9. We have heard the learned counsel for the respective parties, learned amicus curiae and perused the record available before us.
10. After a careful perusal of the evidence of witnesses, we have found that they have constituted an uninterrupted chain of facts ranging from seizure to forensic analysis of the contraband. They are in comfortable unison on all the salient features regarding interception of the huge quantity of charas as well as all the steps taken subsequently. The whole case property was sealed and sent to the chemical examiner, which is found by us being exercise more than sufficient to constitute forensic proof. At the time of his arrest, the appellant was driving his motorbike, was found to be suspicious and produced 15 patties of charas from within a Khurjeen, therefore he was responsible for the said narcotics alleged to have been secured from the same. We have also examined the report of Chemical Examiner available on the record and have also found that it fully corroborates the evidence of both the witnesses, whose stand is in nexus with the chemical examiner’s report. Reliance in this respect can be placed on the case ofZahid and another v. The State (2020 SCMR 590).
11. Now coming to the plea raised by the counsel for appellant regarding reduction of sentence of the appellant. It is a matter of record that the appellant is a first offender and does not have previous criminal record. He is the sole bread earner of a huge family and his family is reportedly on the brink of starvation. His conduct in jail has also been satisfactory as per jail authorities. We are of the considered view that the lesser punishment to the appellant is sufficient for a first-offender. Moreover, the appellant appears to be remorseful of his past and has shown willingness for improvement. It is a well-established principle of law that in special circumstances, the Court at its discretion can divert from the norms and standards prescribed in terms of sentencing after assigning cogent reasons. In this respect, reliance is placed on the case of State through Deputy Director (Law), Regional Directorate, Anti-Narcotics Force v. Mujahid Naseem Lodhi (PLD 2017 SC 671) wherein it has been held that:-
“The exercise of jurisdiction and discretion in the matter of the respondent's sentence by the trial court and the High Court have not been found by us to be open to any legitimate exception, particularly when the reasons recorded for passing a reduced sentence against the respondent and for making a departure from the above mentioned sentencing guidelines have been found by us to be proper in the peculiar circumstances of this case.”
12. The Hon’ble Apex Court has also been pleased to reduce sentence in cases of similar nature reported as Sherzada v. The State (1993 SCMR 149) and Gul Badshah v. The State (2011 SCMR 984).
13. As per the jail roll of the appellant dated 08.08.2023, he has served out a sentence of 9 years, 05months and 28 days including remission.
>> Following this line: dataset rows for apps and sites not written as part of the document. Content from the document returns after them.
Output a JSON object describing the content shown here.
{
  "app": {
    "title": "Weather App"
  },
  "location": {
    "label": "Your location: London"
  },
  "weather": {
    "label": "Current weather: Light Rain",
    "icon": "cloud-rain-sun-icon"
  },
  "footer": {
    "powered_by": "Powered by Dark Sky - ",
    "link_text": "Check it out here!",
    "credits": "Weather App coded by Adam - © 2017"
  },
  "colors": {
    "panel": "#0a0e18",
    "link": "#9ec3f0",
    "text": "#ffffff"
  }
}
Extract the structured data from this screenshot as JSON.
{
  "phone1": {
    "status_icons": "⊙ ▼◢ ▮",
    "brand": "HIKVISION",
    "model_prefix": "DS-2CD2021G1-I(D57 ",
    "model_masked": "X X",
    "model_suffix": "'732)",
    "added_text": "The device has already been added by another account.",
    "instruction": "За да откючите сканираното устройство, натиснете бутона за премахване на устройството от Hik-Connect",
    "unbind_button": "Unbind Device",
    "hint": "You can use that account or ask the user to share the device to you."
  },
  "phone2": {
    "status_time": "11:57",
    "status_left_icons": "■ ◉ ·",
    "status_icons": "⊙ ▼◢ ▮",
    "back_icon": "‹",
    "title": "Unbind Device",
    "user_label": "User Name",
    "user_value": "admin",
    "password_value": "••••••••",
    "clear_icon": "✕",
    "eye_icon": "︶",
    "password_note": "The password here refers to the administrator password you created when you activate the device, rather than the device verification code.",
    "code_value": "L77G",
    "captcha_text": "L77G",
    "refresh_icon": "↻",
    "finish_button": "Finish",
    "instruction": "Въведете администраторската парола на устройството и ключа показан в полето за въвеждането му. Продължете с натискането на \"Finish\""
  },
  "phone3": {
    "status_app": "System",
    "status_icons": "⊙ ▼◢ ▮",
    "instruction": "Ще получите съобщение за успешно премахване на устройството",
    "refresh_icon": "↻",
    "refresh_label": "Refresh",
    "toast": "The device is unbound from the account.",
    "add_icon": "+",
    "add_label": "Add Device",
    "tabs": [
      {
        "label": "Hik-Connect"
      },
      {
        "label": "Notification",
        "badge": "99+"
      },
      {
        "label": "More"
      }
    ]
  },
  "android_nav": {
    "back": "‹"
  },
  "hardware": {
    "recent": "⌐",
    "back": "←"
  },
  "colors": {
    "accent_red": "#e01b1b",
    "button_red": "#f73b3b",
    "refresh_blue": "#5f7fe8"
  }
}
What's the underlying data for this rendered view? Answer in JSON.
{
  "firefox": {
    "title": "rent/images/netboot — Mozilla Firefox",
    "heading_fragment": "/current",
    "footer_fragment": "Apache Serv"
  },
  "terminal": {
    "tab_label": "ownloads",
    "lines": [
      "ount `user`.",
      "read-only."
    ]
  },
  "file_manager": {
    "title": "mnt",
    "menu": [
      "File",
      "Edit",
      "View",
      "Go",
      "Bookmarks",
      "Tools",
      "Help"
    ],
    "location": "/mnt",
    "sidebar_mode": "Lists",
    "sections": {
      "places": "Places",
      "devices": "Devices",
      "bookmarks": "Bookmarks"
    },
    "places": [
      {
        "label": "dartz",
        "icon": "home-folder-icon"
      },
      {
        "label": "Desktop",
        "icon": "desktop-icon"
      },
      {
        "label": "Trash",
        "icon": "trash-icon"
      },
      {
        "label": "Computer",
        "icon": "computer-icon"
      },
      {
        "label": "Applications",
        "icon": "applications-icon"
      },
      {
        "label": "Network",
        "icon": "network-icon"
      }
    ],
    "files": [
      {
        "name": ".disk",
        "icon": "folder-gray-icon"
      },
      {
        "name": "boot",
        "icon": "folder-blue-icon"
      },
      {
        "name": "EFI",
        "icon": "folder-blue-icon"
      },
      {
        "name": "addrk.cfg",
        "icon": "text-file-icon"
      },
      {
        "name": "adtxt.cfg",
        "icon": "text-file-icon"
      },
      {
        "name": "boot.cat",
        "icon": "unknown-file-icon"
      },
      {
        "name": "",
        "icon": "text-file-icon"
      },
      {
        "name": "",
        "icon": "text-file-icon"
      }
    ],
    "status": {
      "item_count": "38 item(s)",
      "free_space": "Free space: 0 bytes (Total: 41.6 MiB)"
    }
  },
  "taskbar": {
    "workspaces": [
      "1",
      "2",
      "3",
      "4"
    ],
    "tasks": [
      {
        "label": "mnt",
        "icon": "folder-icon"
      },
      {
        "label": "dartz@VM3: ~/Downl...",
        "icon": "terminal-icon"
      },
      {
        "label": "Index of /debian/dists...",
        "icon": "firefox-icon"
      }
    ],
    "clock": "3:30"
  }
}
The appellant was awarded a sentence of ten years. The unexpired portion, therefore of the appellant’s sentence from the above date would be almost for 6 months and six month in case of default of fine amount. The backdrop of the above discussion is that since the prosecution has proven its case against the appellant, therefore, this criminal jail appeal is dismissed on merits, however this Court is at the liberty to use its discretion while determining the quantum of sentence. While exercising that discretion, sentences of the appellant are reduced from ten years to one already undergone by him. The fine amount however is maintained, in default of which he shall suffer simple imprisonment as ordered by the trial Court in the impugned judgment.
14. The appeal stands dismissed with the above modification in the sentence and since the sentence awarded to the appellant has been reduced to one already undergone by him, the captioned suo-moto revision is dismissed as well.